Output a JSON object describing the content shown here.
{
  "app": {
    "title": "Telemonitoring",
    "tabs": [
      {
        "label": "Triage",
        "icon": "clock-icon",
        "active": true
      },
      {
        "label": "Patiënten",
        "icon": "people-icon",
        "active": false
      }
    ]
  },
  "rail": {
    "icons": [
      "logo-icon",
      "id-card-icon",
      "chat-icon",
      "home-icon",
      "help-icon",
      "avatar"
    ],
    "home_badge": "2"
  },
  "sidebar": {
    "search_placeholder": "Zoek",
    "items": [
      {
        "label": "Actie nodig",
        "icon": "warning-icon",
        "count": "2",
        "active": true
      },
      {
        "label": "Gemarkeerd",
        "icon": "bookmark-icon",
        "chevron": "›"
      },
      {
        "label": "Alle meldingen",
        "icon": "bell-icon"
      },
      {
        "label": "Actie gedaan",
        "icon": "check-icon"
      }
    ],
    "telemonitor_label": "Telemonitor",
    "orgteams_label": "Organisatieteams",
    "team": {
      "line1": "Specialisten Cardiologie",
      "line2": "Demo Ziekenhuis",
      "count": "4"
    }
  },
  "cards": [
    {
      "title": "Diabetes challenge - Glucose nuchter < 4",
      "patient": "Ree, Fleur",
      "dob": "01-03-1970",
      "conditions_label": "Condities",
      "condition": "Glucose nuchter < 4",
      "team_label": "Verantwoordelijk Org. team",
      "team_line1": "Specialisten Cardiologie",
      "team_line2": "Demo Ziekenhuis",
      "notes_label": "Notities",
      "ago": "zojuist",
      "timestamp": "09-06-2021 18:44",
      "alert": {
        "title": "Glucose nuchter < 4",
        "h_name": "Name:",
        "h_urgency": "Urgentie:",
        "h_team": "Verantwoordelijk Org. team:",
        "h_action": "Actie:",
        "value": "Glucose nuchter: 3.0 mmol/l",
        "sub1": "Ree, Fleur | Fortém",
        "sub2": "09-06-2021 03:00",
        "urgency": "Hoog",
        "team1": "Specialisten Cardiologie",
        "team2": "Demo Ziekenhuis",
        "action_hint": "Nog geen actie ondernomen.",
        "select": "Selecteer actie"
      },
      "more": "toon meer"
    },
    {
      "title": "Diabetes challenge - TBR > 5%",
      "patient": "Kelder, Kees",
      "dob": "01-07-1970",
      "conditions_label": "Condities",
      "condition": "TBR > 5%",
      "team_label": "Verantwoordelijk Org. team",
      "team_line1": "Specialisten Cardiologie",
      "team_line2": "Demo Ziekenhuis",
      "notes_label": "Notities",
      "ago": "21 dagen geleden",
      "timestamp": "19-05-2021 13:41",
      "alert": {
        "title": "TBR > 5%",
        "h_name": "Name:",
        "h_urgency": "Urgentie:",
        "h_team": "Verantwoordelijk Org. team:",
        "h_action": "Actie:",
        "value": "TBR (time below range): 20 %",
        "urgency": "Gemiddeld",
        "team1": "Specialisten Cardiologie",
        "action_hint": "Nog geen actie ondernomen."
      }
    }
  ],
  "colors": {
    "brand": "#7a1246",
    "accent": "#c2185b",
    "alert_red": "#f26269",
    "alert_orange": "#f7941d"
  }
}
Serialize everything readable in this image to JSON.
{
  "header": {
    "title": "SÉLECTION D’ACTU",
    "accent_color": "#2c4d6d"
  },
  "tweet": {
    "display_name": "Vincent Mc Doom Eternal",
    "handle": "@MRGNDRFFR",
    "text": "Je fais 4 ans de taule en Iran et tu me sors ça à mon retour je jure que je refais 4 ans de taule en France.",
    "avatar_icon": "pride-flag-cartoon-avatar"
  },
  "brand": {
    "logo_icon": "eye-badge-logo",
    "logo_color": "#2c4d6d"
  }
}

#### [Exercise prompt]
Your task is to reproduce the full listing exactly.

#### [Exercise output]
Output a JSON object describing the content shown here.
{
  "app": {
    "title": "Telemonitoring",
    "tabs": [
      {
        "label": "Triage",
        "icon": "clock-icon",
        "active": true
      },
      {
        "label": "Patiënten",
        "icon": "people-icon",
        "active": false
      }
    ]
  },
  "rail": {
    "icons": [
      "logo-icon",
      "id-card-icon",
      "chat-icon",
      "home-icon",
      "help-icon",
      "avatar"
    ],
    "home_badge": "2"
  },
  "sidebar": {
    "search_placeholder": "Zoek",
    "items": [
      {
        "label": "Actie nodig",
        "icon": "warning-icon",
        "count": "2",
        "active": true
      },
      {
        "label": "Gemarkeerd",
        "icon": "bookmark-icon",
        "chevron": "›"
      },
      {
        "label": "Alle meldingen",
        "icon": "bell-icon"
      },
      {
        "label": "Actie gedaan",
        "icon": "check-icon"
      }
    ],
    "telemonitor_label": "Telemonitor",
    "orgteams_label": "Organisatieteams",
    "team": {
      "line1": "Specialisten Cardiologie",
      "line2": "Demo Ziekenhuis",
      "count": "4"
    }
  },
  "cards": [
    {
      "title": "Diabetes challenge - Glucose nuchter < 4",
      "patient": "Ree, Fleur",
      "dob": "01-03-1970",
      "conditions_label": "Condities",
      "condition": "Glucose nuchter < 4",
      "team_label": "Verantwoordelijk Org. team",
      "team_line1": "Specialisten Cardiologie",
      "team_line2": "Demo Ziekenhuis",
      "notes_label": "Notities",
      "ago": "zojuist",
      "timestamp": "09-06-2021 18:44",
      "alert": {
        "title": "Glucose nuchter < 4",
        "h_name": "Name:",
        "h_urgency": "Urgentie:",
        "h_team": "Verantwoordelijk Org. team:",
        "h_action": "Actie:",
        "value": "Glucose nuchter: 3.0 mmol/l",
        "sub1": "Ree, Fleur | Fortém",
        "sub2": "09-06-2021 03:00",
        "urgency": "Hoog",
        "team1": "Specialisten Cardiologie",
        "team2": "Demo Ziekenhuis",
        "action_hint": "Nog geen actie ondernomen.",
        "select": "Selecteer actie"
      },
      "more": "toon meer"
    },
    {
      "title": "Diabetes challenge - TBR > 5%",
      "patient": "Kelder, Kees",
      "dob": "01-07-1970",
      "conditions_label": "Condities",
      "condition": "TBR > 5%",
      "team_label": "Verantwoordelijk Org. team",
      "team_line1": "Specialisten Cardiologie",
      "team_line2": "Demo Ziekenhuis",
      "notes_label": "Notities",
      "ago": "21 dagen geleden",
      "timestamp": "19-05-2021 13:41",
      "alert": {
        "title": "TBR > 5%",
        "h_name": "Name:",
        "h_urgency": "Urgentie:",
        "h_team": "Verantwoordelijk Org. team:",
        "h_action": "Actie:",
        "value": "TBR (time below range): 20 %",
        "urgency": "Gemiddeld",
        "team1": "Specialisten Cardiologie",
        "action_hint": "Nog geen actie ondernomen."
      }
    }
  ],
  "colors": {
    "brand": "#7a1246",
    "accent": "#c2185b",
    "alert_red": "#f26269",
    "alert_orange": "#f7941d"
  }
}
Serialize everything readable in this image to JSON.
{
  "header": {
    "title": "SÉLECTION D’ACTU",
    "accent_color": "#2c4d6d"
  },
  "tweet": {
    "display_name": "Vincent Mc Doom Eternal",
    "handle": "@MRGNDRFFR",
    "text": "Je fais 4 ans de taule en Iran et tu me sors ça à mon retour je jure que je refais 4 ans de taule en France.",
    "avatar_icon": "pride-flag-cartoon-avatar"
  },
  "brand": {
    "logo_icon": "eye-badge-logo",
    "logo_color": "#2c4d6d"
  }
}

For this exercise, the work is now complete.